Exercise description: Read the data below line by line and copy each one with "JSON" in it.

** Input material follows **

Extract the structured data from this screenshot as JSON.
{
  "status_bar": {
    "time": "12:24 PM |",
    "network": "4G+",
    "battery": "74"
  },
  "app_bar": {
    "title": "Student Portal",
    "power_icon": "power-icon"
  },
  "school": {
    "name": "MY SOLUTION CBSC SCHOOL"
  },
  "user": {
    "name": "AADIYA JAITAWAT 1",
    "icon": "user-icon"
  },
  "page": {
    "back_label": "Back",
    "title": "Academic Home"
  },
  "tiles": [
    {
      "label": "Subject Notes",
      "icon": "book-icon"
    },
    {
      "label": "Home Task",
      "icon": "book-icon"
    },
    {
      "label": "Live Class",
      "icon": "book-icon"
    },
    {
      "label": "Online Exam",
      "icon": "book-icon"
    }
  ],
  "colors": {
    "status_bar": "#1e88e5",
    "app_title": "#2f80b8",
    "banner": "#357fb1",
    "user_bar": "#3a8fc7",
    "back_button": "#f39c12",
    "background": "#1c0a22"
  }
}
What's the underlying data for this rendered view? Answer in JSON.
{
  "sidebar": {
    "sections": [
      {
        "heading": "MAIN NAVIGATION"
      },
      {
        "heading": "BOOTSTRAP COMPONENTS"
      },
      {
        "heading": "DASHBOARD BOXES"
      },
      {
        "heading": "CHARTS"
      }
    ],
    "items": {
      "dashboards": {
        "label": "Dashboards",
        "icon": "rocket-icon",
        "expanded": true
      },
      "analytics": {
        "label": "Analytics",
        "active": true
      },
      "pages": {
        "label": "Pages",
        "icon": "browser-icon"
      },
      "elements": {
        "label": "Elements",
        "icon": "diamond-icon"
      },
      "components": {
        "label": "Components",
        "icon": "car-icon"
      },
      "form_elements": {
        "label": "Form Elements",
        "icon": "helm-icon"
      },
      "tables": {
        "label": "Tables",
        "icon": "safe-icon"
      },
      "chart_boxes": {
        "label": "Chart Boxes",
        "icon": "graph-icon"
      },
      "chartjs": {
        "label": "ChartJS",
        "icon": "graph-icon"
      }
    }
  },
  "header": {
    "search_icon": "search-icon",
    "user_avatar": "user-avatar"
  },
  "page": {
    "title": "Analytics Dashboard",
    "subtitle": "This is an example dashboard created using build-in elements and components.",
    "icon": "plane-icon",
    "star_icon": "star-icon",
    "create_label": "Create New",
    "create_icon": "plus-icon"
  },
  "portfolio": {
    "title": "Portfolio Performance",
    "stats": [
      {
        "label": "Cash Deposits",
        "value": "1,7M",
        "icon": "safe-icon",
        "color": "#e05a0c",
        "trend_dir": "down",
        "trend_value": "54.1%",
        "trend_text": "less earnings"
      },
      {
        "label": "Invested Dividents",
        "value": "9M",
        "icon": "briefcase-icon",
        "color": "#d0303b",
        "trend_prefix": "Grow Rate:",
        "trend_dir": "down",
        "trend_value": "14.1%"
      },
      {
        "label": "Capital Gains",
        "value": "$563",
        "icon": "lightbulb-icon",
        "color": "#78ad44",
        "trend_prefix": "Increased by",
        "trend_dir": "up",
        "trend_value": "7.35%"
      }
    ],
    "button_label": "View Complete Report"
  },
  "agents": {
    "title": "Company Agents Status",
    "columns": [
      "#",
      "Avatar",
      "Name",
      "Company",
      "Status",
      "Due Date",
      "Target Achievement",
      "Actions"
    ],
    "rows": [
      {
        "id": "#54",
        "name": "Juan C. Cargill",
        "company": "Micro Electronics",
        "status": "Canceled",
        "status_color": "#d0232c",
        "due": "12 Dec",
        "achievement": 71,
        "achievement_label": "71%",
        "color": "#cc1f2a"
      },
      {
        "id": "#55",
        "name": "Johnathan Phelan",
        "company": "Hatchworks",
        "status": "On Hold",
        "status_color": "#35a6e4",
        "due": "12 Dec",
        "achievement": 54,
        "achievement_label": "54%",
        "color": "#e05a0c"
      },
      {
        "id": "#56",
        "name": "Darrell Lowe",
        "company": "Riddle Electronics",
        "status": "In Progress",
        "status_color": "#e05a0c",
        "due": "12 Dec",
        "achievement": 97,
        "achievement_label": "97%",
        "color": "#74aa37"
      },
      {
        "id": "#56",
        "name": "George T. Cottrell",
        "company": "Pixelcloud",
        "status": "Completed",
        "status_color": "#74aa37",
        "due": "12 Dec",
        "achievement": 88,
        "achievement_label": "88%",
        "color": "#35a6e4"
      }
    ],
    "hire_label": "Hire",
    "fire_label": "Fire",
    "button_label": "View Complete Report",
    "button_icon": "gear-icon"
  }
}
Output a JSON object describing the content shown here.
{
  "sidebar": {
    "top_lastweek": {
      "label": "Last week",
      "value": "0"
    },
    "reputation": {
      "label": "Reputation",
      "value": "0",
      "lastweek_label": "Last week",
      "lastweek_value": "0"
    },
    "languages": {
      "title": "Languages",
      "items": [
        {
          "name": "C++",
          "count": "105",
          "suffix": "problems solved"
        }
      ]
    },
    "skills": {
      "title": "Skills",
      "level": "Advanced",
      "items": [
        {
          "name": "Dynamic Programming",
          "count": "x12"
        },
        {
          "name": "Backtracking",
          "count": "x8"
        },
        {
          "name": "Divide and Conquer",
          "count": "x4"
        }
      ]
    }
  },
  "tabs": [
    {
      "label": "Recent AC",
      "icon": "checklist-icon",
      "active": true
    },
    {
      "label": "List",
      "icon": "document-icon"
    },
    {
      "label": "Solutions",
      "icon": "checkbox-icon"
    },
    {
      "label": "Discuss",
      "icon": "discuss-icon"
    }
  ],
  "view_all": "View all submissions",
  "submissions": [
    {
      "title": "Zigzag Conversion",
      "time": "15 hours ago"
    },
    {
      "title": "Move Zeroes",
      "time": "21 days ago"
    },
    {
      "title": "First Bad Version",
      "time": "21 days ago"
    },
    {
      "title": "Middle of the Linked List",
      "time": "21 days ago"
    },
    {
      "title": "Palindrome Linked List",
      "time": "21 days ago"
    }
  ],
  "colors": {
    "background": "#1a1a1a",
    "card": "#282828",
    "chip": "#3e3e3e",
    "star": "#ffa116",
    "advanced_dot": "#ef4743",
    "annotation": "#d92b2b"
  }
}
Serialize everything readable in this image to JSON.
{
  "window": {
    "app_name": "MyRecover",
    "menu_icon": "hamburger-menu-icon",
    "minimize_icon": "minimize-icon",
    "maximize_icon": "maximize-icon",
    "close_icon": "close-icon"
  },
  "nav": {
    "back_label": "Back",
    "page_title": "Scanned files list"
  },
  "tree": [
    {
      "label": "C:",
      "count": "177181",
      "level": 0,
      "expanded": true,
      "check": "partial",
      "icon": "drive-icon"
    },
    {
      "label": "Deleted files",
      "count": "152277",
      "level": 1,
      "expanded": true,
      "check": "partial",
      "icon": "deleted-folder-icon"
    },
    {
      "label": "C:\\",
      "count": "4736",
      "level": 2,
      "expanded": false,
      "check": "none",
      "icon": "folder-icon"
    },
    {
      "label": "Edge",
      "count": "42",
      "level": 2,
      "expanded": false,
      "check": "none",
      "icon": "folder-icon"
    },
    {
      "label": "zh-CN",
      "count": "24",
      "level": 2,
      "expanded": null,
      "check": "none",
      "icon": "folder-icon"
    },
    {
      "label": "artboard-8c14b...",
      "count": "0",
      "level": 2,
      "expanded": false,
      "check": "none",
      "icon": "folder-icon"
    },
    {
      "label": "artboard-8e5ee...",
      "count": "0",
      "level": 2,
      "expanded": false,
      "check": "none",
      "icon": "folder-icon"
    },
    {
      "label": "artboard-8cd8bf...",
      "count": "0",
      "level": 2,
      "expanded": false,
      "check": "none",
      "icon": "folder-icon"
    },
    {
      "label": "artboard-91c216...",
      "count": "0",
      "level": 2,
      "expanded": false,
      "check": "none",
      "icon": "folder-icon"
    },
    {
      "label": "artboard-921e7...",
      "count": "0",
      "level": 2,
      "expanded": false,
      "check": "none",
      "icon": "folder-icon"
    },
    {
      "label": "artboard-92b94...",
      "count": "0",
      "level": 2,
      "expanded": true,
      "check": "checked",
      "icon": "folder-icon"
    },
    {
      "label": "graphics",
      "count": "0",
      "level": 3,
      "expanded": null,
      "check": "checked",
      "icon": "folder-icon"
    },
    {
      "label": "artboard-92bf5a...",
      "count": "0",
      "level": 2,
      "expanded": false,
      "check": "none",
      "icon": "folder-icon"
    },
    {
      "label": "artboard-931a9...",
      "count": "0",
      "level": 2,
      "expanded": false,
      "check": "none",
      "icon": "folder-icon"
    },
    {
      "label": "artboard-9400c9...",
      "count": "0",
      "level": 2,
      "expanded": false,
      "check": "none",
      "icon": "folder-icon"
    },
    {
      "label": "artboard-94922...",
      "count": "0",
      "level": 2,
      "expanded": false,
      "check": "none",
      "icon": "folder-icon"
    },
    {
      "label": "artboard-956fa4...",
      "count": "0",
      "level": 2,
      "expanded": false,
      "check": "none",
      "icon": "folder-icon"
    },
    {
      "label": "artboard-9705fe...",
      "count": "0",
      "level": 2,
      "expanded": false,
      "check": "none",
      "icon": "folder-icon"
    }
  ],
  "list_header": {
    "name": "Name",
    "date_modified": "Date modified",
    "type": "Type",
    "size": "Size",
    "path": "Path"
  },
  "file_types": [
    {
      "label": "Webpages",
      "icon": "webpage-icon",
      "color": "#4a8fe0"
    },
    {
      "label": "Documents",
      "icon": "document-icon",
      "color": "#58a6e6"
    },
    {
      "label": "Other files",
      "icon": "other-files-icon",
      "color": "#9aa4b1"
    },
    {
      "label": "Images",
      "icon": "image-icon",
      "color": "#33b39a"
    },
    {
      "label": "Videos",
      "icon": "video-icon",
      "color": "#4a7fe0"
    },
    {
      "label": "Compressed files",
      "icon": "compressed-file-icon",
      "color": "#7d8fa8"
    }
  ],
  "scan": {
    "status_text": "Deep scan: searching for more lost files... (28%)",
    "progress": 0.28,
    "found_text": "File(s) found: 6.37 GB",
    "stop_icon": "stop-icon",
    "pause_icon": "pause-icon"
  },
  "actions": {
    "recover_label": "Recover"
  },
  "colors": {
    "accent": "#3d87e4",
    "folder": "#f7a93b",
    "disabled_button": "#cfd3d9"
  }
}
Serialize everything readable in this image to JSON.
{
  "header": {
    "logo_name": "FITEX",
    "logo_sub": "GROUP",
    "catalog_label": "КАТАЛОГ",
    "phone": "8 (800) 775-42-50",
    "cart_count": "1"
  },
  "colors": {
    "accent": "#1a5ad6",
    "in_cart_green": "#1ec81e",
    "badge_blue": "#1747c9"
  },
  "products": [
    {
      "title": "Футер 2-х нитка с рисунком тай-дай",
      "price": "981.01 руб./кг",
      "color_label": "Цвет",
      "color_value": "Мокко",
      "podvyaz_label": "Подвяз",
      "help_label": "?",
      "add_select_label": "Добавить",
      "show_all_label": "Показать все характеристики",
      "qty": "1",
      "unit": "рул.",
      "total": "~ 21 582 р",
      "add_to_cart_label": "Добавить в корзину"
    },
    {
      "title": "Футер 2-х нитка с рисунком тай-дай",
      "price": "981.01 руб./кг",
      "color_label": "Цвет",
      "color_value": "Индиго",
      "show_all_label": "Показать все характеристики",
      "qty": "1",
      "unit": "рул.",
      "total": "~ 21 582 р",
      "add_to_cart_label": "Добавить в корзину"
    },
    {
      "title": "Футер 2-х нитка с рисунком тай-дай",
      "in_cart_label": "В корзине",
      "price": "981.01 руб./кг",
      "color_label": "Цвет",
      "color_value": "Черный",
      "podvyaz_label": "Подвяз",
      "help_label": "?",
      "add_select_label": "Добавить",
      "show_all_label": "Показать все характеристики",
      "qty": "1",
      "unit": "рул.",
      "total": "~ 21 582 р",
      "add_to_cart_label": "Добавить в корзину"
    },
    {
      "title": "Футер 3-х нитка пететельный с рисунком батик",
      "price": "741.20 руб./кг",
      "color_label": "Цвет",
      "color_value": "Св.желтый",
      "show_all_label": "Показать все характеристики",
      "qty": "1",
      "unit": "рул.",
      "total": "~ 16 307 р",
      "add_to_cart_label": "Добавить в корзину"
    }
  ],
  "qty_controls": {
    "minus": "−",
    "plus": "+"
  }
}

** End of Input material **

Completed exercise:
Extract the structured data from this screenshot as JSON.
What's the underlying data for this rendered view? Answer in JSON.
Output a JSON object describing the content shown here.
Serialize everything readable in this image to JSON.
Serialize everything readable in this image to JSON.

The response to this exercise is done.